Independent Report Outlines Changed Approach to Pine Beetle Management

VICTORIA – While current mountain pine beetle management in B.C. is reasonably effective, a change in approach in heavily infested areas could potentially produce better results and should be explored by government agencies, the Forest Practices Board reported today.

The board’s special report, entitled Evaluating Mountain Pine Beetle Management in British Columbia, is the first study of B.C.’s mountain pine beetle crisis to compare the effectiveness of previously completed on-the-ground beetle control harvesting, in a specific forest district, against alternative beetle management strategies. The report used an innovative computer simulation model to examine potential beetle management scenarios between 1996 and 2003 in the Nadina forest district, located in the Burns Lake area.

The report evaluates various beetle management scenarios against three criteria: maintaining environmental values defined by government, such as soil and streamside protection and biodiversity: effectiveness in reducing the amount of beetle-killed timber and the beetle populations themselves; and maximizing the volume of salvageable timber in beetle-infested areas.

Under the current mountain pine beetle management approach known as “leading edge,” the focus is to aggressively harvest recently infested “green” trees in order to mitigate timber losses and to reduce the rate of beetle spread. The report notes that the current approach to mountain pine beetle management is effective at recovering timber values and meeting environmental goals, however, it has not significantly slowed the spread or intensity of the infestation.

The simulation model found that, in areas where the rate of beetle infestation has reached epidemic levels, a “trailing edge” strategy focused on “red” trees initially attacked 1-3 years ago, would be more effective in reducing beetle populations and maximizing the recovery of economically salvageable timber.

“This report confirms the recent research that supports the use of trailing edge beetle management strategies under epidemic conditions, and also has the potential of reducing costs and increasing revenues to the Crown,” said Board chair Bruce Fraser. “We encourage the Ministry of Forests to conduct further work to see if this approach might be a useful complement to the current leading edge strategy, which we believe is still the best approach to address lower levels of beetle infestation.”

A board compliance audit is also included in the report. The audit found the licensees operating in the beetle-infested Hallett landscape unit within the Vanderhoof forest district to be in compliance, in all significant respects, with the Forest Practice Code’s requirements as they relate to mountain pine beetle management, for activities between September 1, 2002, and September 26, 2003.

“The scope and rapid progression of the mountain pine beetle outbreak are unprecedented, and it will have a significant impact on the forest industry and resource communities for decades to come,” said Fraser. “New research, and practical experience managing beetle infestations on the ground, can make conventional strategies obsolete very quickly. Board reports and field work on mountain pine beetle issues will continue to evolve to reflect the latest scientific findings.”

The Forest Practices Board is an independent public watchdog that reports to the public about compliance with the Forest Practices Code and the achievement of its intent.
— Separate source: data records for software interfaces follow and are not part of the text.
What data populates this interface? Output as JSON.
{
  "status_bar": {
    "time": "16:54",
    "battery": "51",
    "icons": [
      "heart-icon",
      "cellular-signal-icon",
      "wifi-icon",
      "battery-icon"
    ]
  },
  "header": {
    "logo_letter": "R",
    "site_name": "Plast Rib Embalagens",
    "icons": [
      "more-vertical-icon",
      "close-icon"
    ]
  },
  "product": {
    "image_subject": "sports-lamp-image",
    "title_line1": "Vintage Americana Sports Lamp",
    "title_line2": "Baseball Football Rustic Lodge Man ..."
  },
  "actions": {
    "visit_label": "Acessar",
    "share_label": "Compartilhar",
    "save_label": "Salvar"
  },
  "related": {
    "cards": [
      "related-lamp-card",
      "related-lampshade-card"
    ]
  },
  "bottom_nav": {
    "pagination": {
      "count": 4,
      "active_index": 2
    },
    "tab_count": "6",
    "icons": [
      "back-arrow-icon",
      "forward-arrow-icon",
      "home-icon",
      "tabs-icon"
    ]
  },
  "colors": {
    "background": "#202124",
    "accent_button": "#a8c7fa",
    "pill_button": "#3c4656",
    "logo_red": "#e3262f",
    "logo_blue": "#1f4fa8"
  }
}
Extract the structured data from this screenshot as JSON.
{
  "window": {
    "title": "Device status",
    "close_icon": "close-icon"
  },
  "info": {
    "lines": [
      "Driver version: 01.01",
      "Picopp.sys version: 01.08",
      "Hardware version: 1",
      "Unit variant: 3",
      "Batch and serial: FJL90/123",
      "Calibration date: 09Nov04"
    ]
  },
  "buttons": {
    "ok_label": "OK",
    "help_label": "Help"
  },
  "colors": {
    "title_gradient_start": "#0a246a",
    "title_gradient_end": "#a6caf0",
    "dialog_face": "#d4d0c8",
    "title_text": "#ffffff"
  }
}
The board’s mandate has been retained under the new Forest and Range Practices Act (FRPA). The board’s main roles under FRPA are:

  • Auditing forest practices of government and licence holders on public lands.
  • Auditing government enforcement of FRPA.
  • Investigating public complaints.
  • Undertaking special investigations of forestry issues.
  • Participating in administrative appeals.
  • Providing reports on board activities, findings and recommendations.


Erik Kaye

Forest Practices Board
Phone: 250 356-1586 / 1 800 994-5899